>>>>>
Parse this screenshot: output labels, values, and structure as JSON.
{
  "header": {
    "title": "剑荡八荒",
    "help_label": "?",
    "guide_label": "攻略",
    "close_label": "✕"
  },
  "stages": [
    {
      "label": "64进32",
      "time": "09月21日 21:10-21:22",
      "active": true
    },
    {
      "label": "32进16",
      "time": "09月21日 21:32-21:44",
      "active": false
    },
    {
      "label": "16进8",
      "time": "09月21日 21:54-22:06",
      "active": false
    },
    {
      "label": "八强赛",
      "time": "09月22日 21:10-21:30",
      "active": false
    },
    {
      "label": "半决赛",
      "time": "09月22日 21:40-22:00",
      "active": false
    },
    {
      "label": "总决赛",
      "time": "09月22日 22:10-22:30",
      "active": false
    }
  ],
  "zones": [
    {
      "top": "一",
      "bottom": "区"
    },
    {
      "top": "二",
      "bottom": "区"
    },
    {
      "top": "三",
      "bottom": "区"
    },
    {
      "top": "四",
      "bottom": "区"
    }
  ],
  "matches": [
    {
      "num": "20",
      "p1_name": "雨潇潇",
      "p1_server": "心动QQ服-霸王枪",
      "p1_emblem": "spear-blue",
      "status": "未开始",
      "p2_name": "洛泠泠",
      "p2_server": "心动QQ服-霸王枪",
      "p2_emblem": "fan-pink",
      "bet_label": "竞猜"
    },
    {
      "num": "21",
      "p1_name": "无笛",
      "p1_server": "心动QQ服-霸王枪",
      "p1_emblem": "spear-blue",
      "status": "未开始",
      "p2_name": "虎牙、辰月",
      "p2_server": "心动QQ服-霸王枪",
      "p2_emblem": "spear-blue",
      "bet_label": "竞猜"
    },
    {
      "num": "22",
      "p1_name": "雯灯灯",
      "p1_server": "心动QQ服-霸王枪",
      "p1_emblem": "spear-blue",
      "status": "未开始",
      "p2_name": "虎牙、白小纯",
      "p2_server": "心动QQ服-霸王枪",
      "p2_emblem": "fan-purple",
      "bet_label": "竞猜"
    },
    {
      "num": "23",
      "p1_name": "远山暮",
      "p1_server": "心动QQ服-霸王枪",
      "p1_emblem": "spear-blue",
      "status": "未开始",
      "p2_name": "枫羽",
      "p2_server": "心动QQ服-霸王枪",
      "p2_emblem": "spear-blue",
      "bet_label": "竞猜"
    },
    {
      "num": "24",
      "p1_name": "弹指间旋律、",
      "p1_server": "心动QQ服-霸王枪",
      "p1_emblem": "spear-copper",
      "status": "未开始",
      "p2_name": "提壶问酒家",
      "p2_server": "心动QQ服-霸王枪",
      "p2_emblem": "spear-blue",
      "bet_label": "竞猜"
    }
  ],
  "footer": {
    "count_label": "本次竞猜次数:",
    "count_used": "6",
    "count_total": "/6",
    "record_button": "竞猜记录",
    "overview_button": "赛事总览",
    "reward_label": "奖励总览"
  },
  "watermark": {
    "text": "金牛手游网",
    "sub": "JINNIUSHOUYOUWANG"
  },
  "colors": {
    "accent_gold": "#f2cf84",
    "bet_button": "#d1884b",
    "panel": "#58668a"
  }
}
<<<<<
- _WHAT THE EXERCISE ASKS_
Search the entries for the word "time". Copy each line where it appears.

- _COMPLETED EXERCISE_
      "time": "09月21日 21:10-21:22",
      "time": "09月21日 21:32-21:44",
      "time": "09月21日 21:54-22:06",
      "time": "09月22日 21:10-21:30",
      "time": "09月22日 21:40-22:00",
      "time": "09月22日 22:10-22:30",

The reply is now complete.